5. What then is the effect of Section 61(2) of the new Act The learned Government Pleader contends that the Appellate Assistant Commissioner is only a substituted machinery for the old Commercial Tax Officer and that all the powers exercisable under the old Act by the latter officer could be exercised by the Appellate Assistant Commissioner when he dealt with appeals arising out of orders of assessment passed under the old Act. In our opinion this argument is fallacious. The Appellate Assistant Commissioner is the creature of the new statute and his jurisdiction and powers are those specifically conferred upon him by that statute. In view of the fiction enacted under Section 61(2) of the Act, this authority is empowered to hear and dispose of appeals pending on the file of the Commercial Tax Officer who ceases to function after the repeal of the old Act. It must not be overlooked that this fiction is for a very limited purpose and there is no warrant for taking the view that the newly constituted tribunals have succeeded to or inherited the power and jurisdiction of the extinct tribunals. Neither the express provisions of Madras Act I of 1959 nor the scheme and implications of the Act would lend support to the taking of such a view.
6. The assessee had undoubtedly a vested right at the time when the new Act came into force to prevent the then appellate authority, the Commercial Tax Officer, from enhancing the assessment in the course of an appeal preferred by him. It may be that there was always the peril of the Commercial Tax Officer, who was also the revising authority, revising the assessment to his prejudice in exercise of his revisional power. But that peril effectively disappeared when under the new Act, the revisional power was conferred upon the Deputy Commissioner for Commercial Taxes and not upon the Appellate Assistant Commissioner. Any interference by the Appellate Assistant Commissioner with the assessment order passed by the Deputy Commercial Tax Officer to the prejudice of the assessee, in the purported exercise of his appellate power, is clearly violative of his vested rights.
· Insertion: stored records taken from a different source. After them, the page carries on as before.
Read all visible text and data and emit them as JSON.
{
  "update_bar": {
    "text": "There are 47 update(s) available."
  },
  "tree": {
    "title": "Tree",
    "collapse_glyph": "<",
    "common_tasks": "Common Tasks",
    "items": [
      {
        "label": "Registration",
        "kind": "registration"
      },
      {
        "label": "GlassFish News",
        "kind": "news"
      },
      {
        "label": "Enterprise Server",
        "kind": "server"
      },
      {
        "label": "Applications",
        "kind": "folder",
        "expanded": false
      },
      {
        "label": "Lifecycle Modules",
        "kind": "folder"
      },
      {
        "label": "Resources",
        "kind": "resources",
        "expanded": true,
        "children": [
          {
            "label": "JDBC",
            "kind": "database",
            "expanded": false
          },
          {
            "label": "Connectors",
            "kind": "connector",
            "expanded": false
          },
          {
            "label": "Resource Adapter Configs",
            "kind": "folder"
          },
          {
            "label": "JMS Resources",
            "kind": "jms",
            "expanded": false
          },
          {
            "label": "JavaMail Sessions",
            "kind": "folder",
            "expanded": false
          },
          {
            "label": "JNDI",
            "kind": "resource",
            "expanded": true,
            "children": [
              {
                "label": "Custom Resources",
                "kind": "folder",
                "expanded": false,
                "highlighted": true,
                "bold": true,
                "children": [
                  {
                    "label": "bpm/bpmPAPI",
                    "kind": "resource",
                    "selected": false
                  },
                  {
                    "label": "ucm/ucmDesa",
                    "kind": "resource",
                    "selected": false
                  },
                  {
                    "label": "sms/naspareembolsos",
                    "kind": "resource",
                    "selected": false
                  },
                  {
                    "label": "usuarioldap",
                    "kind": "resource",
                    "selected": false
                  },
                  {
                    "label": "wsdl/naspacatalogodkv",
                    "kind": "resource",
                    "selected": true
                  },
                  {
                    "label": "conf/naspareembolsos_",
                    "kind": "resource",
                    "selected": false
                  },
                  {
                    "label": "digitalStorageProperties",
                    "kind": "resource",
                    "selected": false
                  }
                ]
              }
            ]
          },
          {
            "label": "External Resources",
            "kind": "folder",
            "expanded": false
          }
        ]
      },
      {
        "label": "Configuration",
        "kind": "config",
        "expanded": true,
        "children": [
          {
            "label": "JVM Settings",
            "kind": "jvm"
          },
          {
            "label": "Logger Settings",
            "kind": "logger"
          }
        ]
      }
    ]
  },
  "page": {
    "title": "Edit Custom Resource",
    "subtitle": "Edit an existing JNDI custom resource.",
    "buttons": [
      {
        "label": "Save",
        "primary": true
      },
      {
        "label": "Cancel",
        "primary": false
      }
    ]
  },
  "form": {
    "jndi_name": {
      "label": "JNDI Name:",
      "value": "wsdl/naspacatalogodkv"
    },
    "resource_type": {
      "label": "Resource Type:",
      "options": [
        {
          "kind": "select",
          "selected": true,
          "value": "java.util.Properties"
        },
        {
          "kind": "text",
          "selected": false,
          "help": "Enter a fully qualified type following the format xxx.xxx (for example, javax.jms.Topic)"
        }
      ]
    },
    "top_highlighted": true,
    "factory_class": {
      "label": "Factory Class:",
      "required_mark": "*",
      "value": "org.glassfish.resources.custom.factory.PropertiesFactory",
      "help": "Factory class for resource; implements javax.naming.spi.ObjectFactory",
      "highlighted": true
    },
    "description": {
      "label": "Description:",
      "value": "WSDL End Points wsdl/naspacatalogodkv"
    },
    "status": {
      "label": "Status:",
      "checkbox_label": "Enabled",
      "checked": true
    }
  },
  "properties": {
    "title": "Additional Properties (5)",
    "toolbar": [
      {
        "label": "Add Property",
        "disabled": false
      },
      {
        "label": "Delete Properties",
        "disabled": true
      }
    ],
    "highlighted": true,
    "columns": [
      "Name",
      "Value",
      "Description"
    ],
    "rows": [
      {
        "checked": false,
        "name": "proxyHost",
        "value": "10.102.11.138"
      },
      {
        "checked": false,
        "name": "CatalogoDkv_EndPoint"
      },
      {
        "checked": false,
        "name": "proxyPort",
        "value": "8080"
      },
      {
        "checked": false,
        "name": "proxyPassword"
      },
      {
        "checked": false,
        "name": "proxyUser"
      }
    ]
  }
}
7. We agree with the conclusion of the Appellate Tribunal that the order of the Appellate Assistant Commissioner was erroneous in law. The petition fails and is dismissed with costs. Counsel's fee Rs. 100.